Möbius syndrome is caused by abnormal development of the cranial nerves. What exactly triggers this maldevelopment in the embryonic phase has not yet been conclusively clarified. Therefore, apart from general pregnancy recommendations such as abstinence from harmful substances, no preventive measures are available for the symptom complex.
Affected people with Möbius syndrome usually have no special or direct follow-up measures available. First and foremost, a doctor should be contacted at an early stage so that the symptoms do not get worse and other complications do not occur. Due to the genetic nature of the disease, those affected should definitely have a genetic test and counseling carried out if they wish to have children in order to prevent the syndrome from reoccurring.
Early diagnosis has a very positive effect on the further course of this disease.

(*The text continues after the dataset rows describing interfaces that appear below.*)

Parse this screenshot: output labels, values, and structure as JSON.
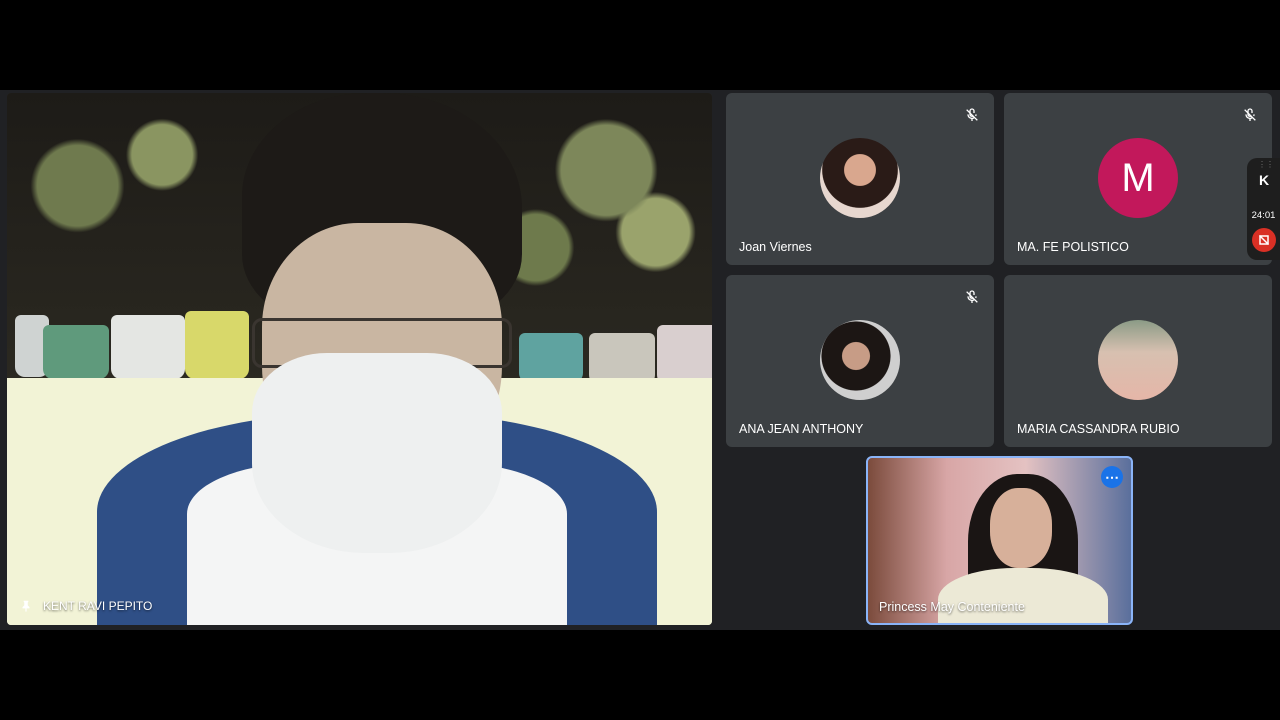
{
  "main_speaker": {
    "name": "KENT RAVI PEPITO",
    "icon": "pin-icon"
  },
  "participants": [
    {
      "name": "Joan Viernes",
      "muted": true,
      "avatar_type": "photo"
    },
    {
      "name": "MA. FE POLISTICO",
      "muted": true,
      "avatar_type": "letter",
      "avatar_letter": "M",
      "avatar_color": "#c2185b"
    },
    {
      "name": "ANA JEAN ANTHONY",
      "muted": true,
      "avatar_type": "photo"
    },
    {
      "name": "MARIA CASSANDRA RUBIO",
      "muted": false,
      "avatar_type": "photo"
    }
  ],
  "self_view": {
    "name": "Princess May Conteniente",
    "more_icon": "more-options-icon",
    "border_color": "#8ab4f8"
  },
  "side_widget": {
    "timer": "24:01",
    "logo_letter": "K"
  },
  "colors": {
    "tile_bg": "#3c4043",
    "stage_bg": "#202124",
    "accent": "#1a73e8",
    "stop": "#d93025"
  }
}
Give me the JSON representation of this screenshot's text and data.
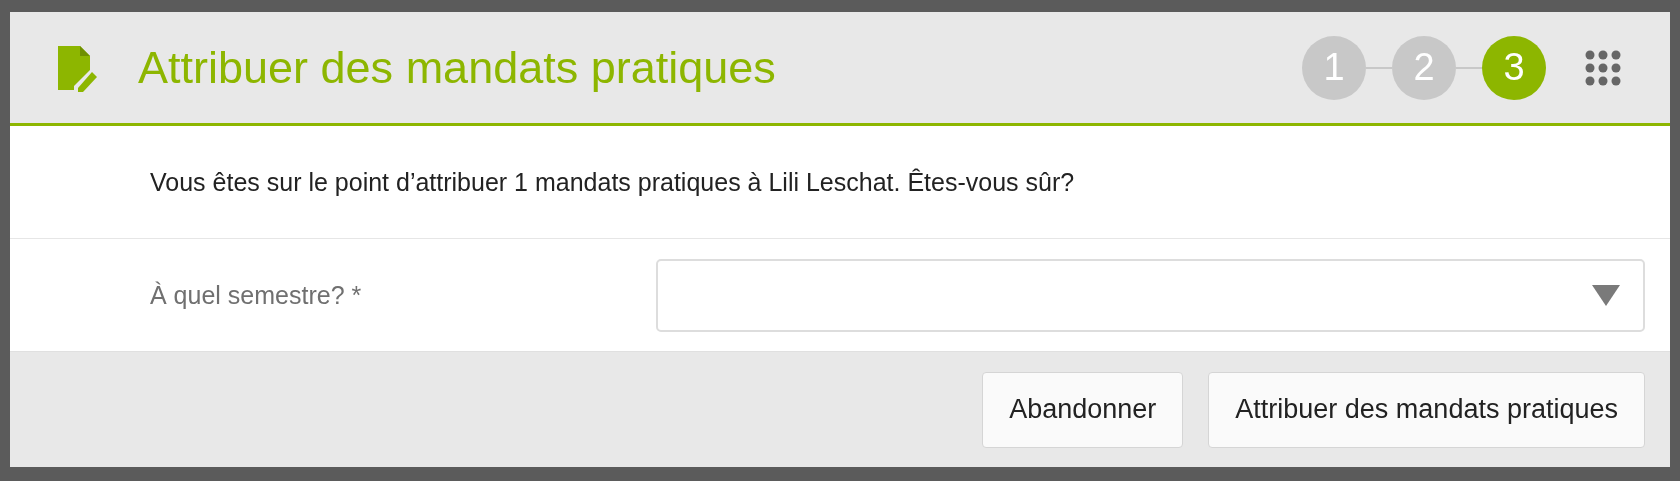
{
  "dialog": {
    "title": "Attribuer des mandats pratiques",
    "steps": [
      {
        "label": "1",
        "selected": false
      },
      {
        "label": "2",
        "selected": false
      },
      {
        "label": "3",
        "selected": true
      }
    ],
    "message": "Vous êtes sur le point d’attribuer 1 mandats pratiques à Lili Leschat. Êtes-vous sûr?",
    "field": {
      "label": "À quel semestre? *"
    },
    "buttons": [
      "Abandonner",
      "Attribuer des mandats pratiques"
    ]
  }
}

Those affected depend on comprehensive support in their everyday lives, with the care and help of their own family having a very positive effect on the further course of the disease. Loving and intensive conversations are also necessary so that psychological upsets or even depression can be prevented.
If those affected suffer from hearing problems, hearing aids that can alleviate them should definitely be used. Due to Möbius syndrome, intensive support for the affected children is also necessary at school. The disease usually does not reduce the life expectancy of the person affected.
You can do that yourself
The Möbius syndrome cannot be treated causally so far. The self-help measures accordingly concentrate on supporting the symptomatic therapy.
Parents of affected children must first ensure regular food intake. This is achieved through the use of special bottles, but also through measures that encourage the child to eat. The pediatrician can give the parents tips and tools to ensure proper nutrition. In addition, the child usually has to be treated with speech therapy. Targeted language training supports the medical measures and in many cases also helps the affected person’s ability to eat.
If strabismus is present, surgical treatment is necessary. The child then needs rest and protection. Depending on the severity of the symptoms, supportive therapy is indicated. What measures parents can take to alleviate the visual disturbances also depends on the severity of the syndrome. Basically, the child should not be exposed to strong stimuli such as direct sunlight or any pollutants. The eyes must be protected, especially in the days and weeks after an operation. Otherwise, infections and other complications can set in.
Despite all measures, the Möbius syndrome is a serious illness that is often associated with psychological problems. If the child develops an inferiority complex as a result of the illness or shows other abnormalities, a therapeutic consultation makes sense.